FIX-I.T. Marine: Lighthouse Ocean 1 score 99.8% availability on Marine Traffic.

special-project1In Decembre 2010, our Wicklow based Marine surveillance station has reached 99.8% avaialbility (2154 hours online / 2158 total hours).


Fix I.T. Marine IT Surveillance Project, aims to provide a better picture of marine traffic in/around Ireland. This station was launched on April 2006 in Cork (call sign OCEAN Alpha), was then rebuilt on Linux using a recycled receiver, an IBM T30 running CentOS Linux with AIS Dispatcher. The station was relocated in July 2011 to Wicklow at the entrance to the Irish Sea. This AIS Station is entirely built with recycled IT spare parts. If you are interested in Marine IT for any commercial or private purpose, please call +353 21 4849102. 

The system is based on AIS (Automatic Identification System). As from December 2004, the International Maritime ais-coverOrganization (IMO) requires all vessels over 299GT to carry an AIS transponder on board, which transmits their position, speed and course, among some other static information, such as vessel’s name, dimensions and voyage details. 


The most spectacular aspect of our setup is the area covered with recycled IT spare parts, today at the time writing this article: 6273 square kilometers.

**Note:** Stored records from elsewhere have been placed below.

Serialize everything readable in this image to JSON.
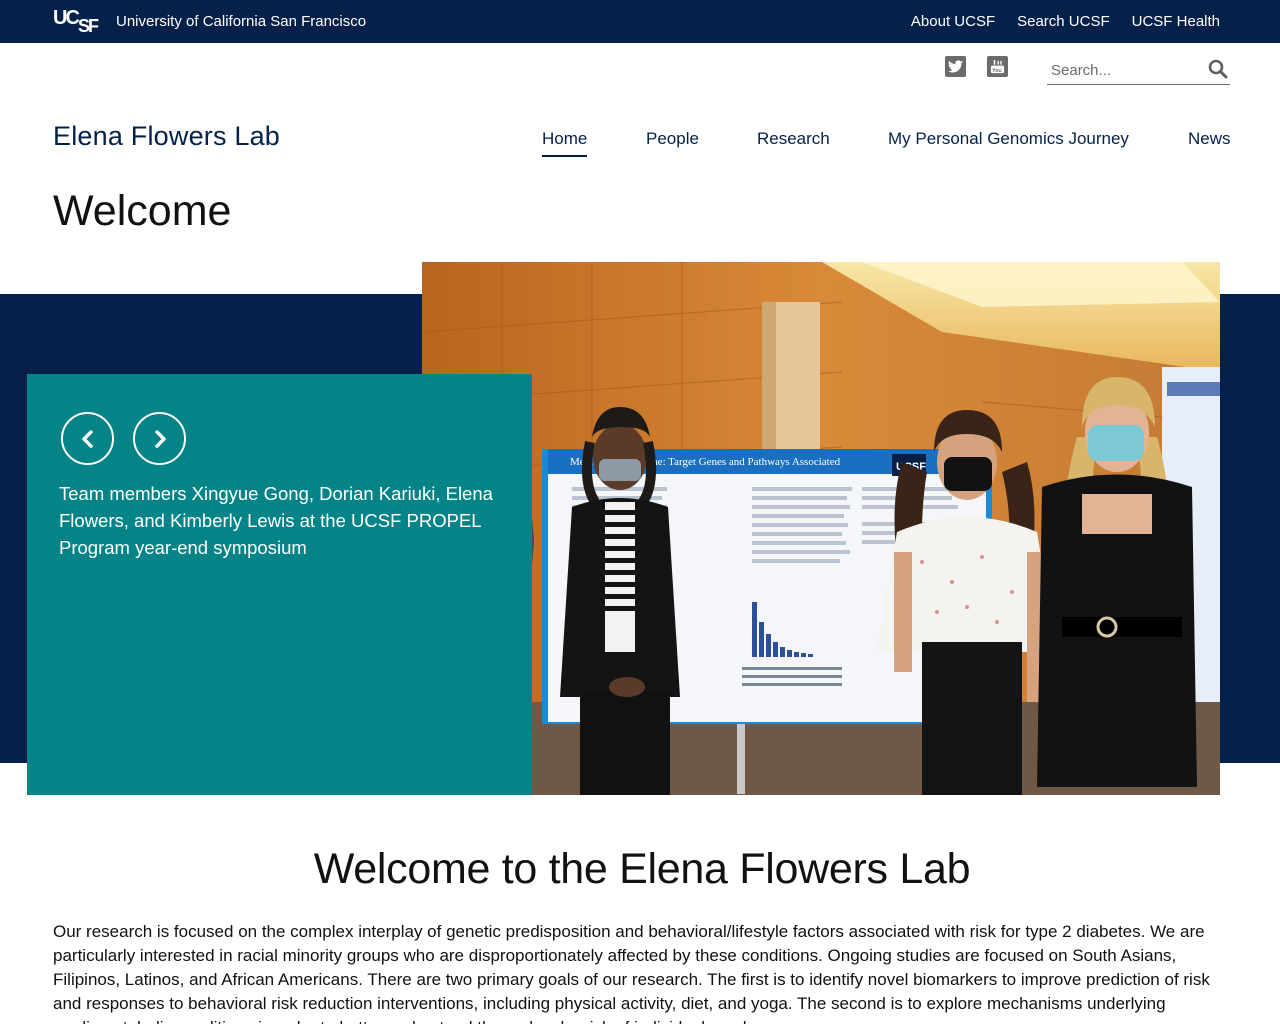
{
  "topbar": {
    "logo_text": "UCSF",
    "university": "University of California San Francisco",
    "links": [
      "About UCSF",
      "Search UCSF",
      "UCSF Health"
    ]
  },
  "header": {
    "search_placeholder": "Search...",
    "social": [
      "twitter-icon",
      "youtube-icon"
    ],
    "site_name": "Elena Flowers Lab"
  },
  "nav": {
    "items": [
      {
        "label": "Home",
        "active": true
      },
      {
        "label": "People",
        "active": false
      },
      {
        "label": "Research",
        "active": false
      },
      {
        "label": "My Personal Genomics Journey",
        "active": false
      },
      {
        "label": "News",
        "active": false
      }
    ]
  },
  "page": {
    "title": "Welcome"
  },
  "hero": {
    "caption": "Team members Xingyue Gong, Dorian Kariuki, Elena Flowers, and Kimberly Lewis at the UCSF PROPEL Program year-end symposium",
    "poster_header": "Metabolic Syndrome: Target Genes and Pathways Associated",
    "poster_logo": "UCSF"
  },
  "main": {
    "heading": "Welcome to the Elena Flowers Lab",
    "intro": "Our research is focused on the complex interplay of genetic predisposition and behavioral/lifestyle factors associated with risk for type 2 diabetes. We are particularly interested in racial minority groups who are disproportionately affected by these conditions. Ongoing studies are focused on South Asians, Filipinos, Latinos, and African Americans. There are two primary goals of our research. The first is to identify novel biomarkers to improve prediction of risk and responses to behavioral risk reduction interventions, including physical activity, diet, and yoga. The second is to explore mechanisms underlying cardiometabolic conditions in order to better understand the molecular risk of individuals and"
  },
  "colors": {
    "navy": "#052049",
    "teal": "#058488"
  }
}
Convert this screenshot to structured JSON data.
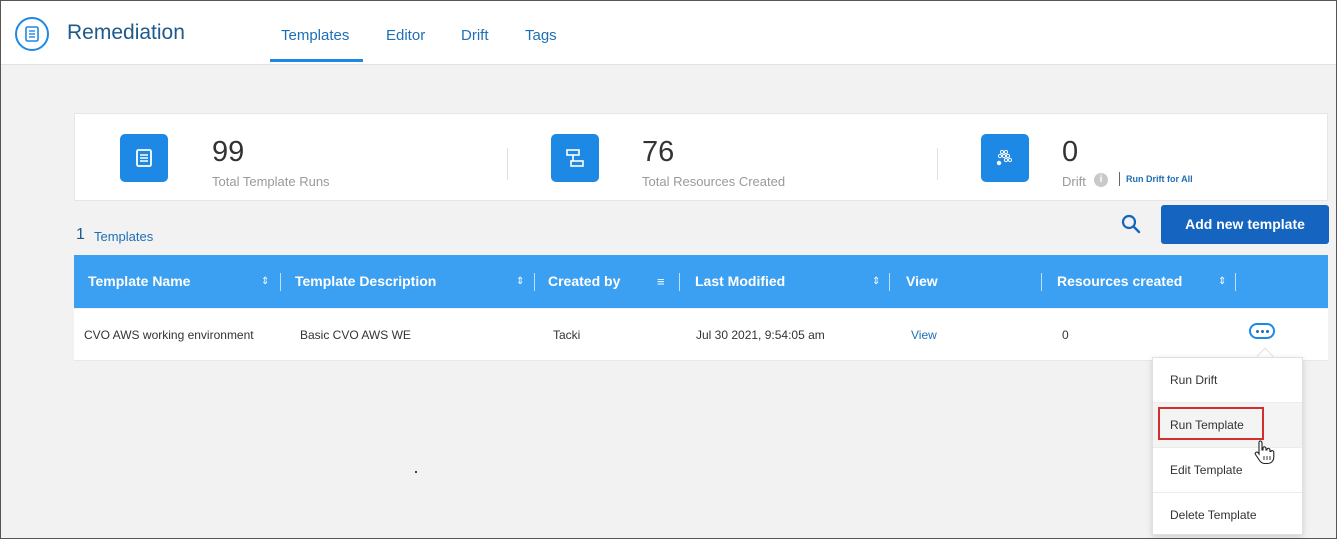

The average reception distance is 28.97 Nautical Miles but we have recorded positions at 55.88 NM. Our station has monitored up to 29 vessels simultaneously, computing up to 396 positions at a time.


AIS is initially intended to help ships avoid collisions, as well as assisting port authorities to better control sea traffic. AIS transponders on board vessels include a GPS (Global Positioning System) receiver, which collects position and movement details. It includes also a VHF transmitter, which transmits periodically this information on two VHF channels (frequencies 161.975 MHz and 162.025 MHz – old VHF channels 87 & 88) and make this data available to the public domain. Other vessels or base stations are able to receive this information, process it using special software and display vessels locations on a chart plotter or on a computer.